The Faculty of Environment said farewell to Jean Andrey

The Faculty of Environment said farewell to Jean Andrey (PhD ’89), who retired this year after serving as dean for eight years. Fondly called Dean Jean, Andrey began contributing to the Faculty of Environment in 1983 while pursuing a PhD in geography and was hired as an assistant professor in geography in 1989. The following is an excerpt from her speech at her retirement party. 


Black and white photo of Jean Andrea in her teaching daysThis is the last time I will publicly get to tell you what a thrill and an honour it has been to be a Waterloo professor for 33 years and to be the dean for eight. And of course, it’s not just any dean. I got to be the dean of the Faculty of Environment at the University of Waterloo.  

I have been engaged with my head and with my heart and I'm so proud of the Faculty. I'm proud of the leadership roles that our students, staff, faculty and alumni play in sustainability and climate change. I'm proud of the courage that the Faculty had to embrace an inter and transdisciplinary way before it was cool. I’m proud of our long-standing tradition of knowledge translation and mobilization and our readiness, not just willingness, to partner with others, sometimes selflessly, to do good work.  

I think the Faculty is amazing.   

And I felt so supported by everyone: the Faculty's leadership team, including the student leaders, the deans and presidents past who were my friends and confidants, my bosses and provosts and all the senior leadership at the University. I must say that when I've been impatient and perhaps too direct, I have found the community forgiving. Thank you.  

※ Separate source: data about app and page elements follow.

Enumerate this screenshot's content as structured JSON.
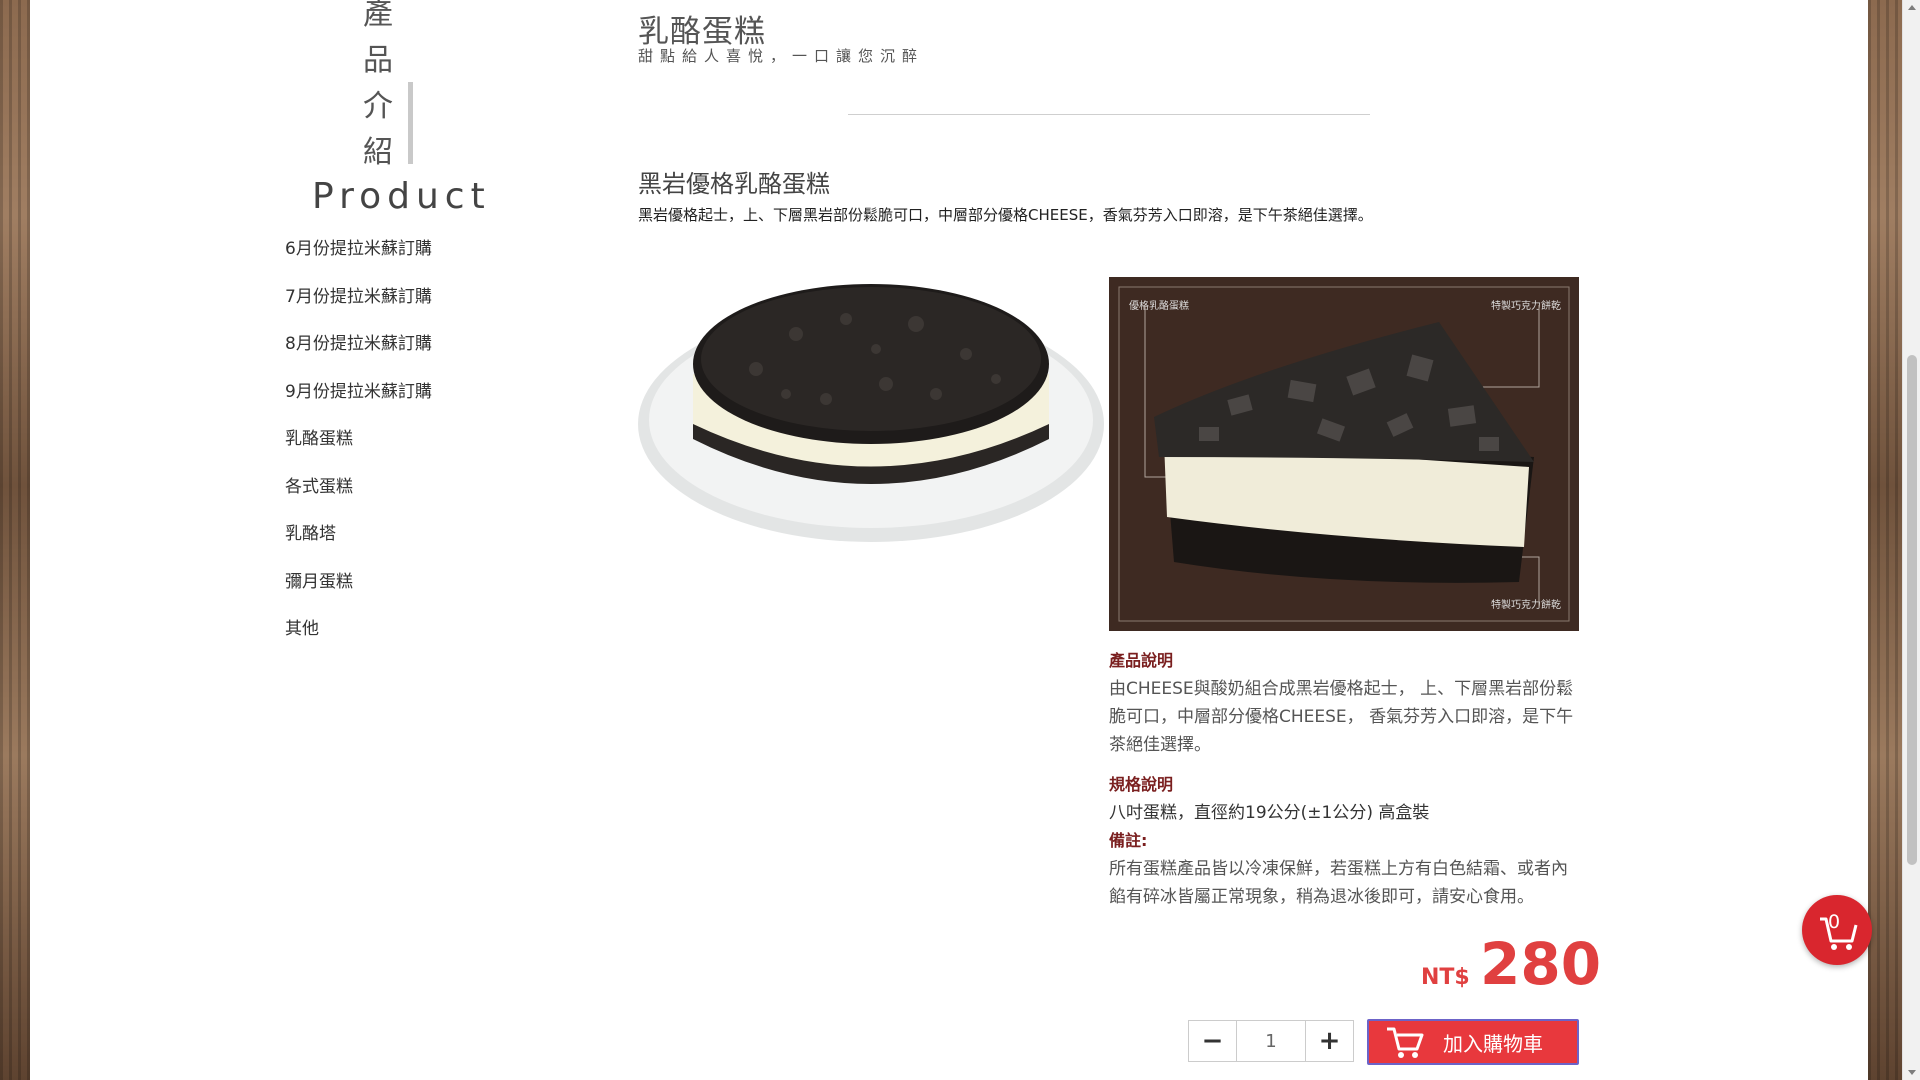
{
  "sidebar": {
    "title_cn": [
      "產",
      "品",
      "介",
      "紹"
    ],
    "title_en": "Product",
    "items": [
      "6月份提拉米蘇訂購",
      "7月份提拉米蘇訂購",
      "8月份提拉米蘇訂購",
      "9月份提拉米蘇訂購",
      "乳酪蛋糕",
      "各式蛋糕",
      "乳酪塔",
      "彌月蛋糕",
      "其他"
    ]
  },
  "category": {
    "title": "乳酪蛋糕",
    "subtitle": "甜點給人喜悅，一口讓您沉醉"
  },
  "product": {
    "name": "黑岩優格乳酪蛋糕",
    "short_desc": "黑岩優格起士，上、下層黑岩部份鬆脆可口，中層部分優格CHEESE，香氣芬芳入口即溶，是下午茶絕佳選擇。",
    "diagram_labels": {
      "top_left": "優格乳酪蛋糕",
      "top_right": "特製巧克力餅乾",
      "bottom_right": "特製巧克力餅乾"
    },
    "desc_heading": "產品說明",
    "desc_body": "由CHEESE與酸奶組合成黑岩優格起士， 上、下層黑岩部份鬆脆可口，中層部分優格CHEESE， 香氣芬芳入口即溶，是下午茶絕佳選擇。",
    "spec_heading": "規格說明",
    "spec_body": "八吋蛋糕，直徑約19公分(±1公分) 高盒裝",
    "note_heading": "備註:",
    "note_body": "所有蛋糕產品皆以冷凍保鮮，若蛋糕上方有白色結霜、或者內餡有碎冰皆屬正常現象，稍為退冰後即可，請安心食用。",
    "currency": "NT$",
    "price": "280",
    "quantity": "1",
    "add_to_cart": "加入購物車"
  },
  "cart": {
    "count": "0"
  },
  "colors": {
    "accent": "#e8383d",
    "heading": "#7a1f1f"
  }
}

The world needs more forgiveness.  

Now, some of you know, I was recently on a holiday on a St. Lawrence River cruise. One of the staff … who was with us, would share reflections, usually in the evening and in the morning. One of the things she shared, that she learned from an elder, was this: She said, ‘The sign of a leader is that people feel more hopeful after working with the individual than they did before.

So, I hope that I left you with a sense of hope. Thank you so much for being here.

Jean Andrey smiling next to cross-sections of tree trunks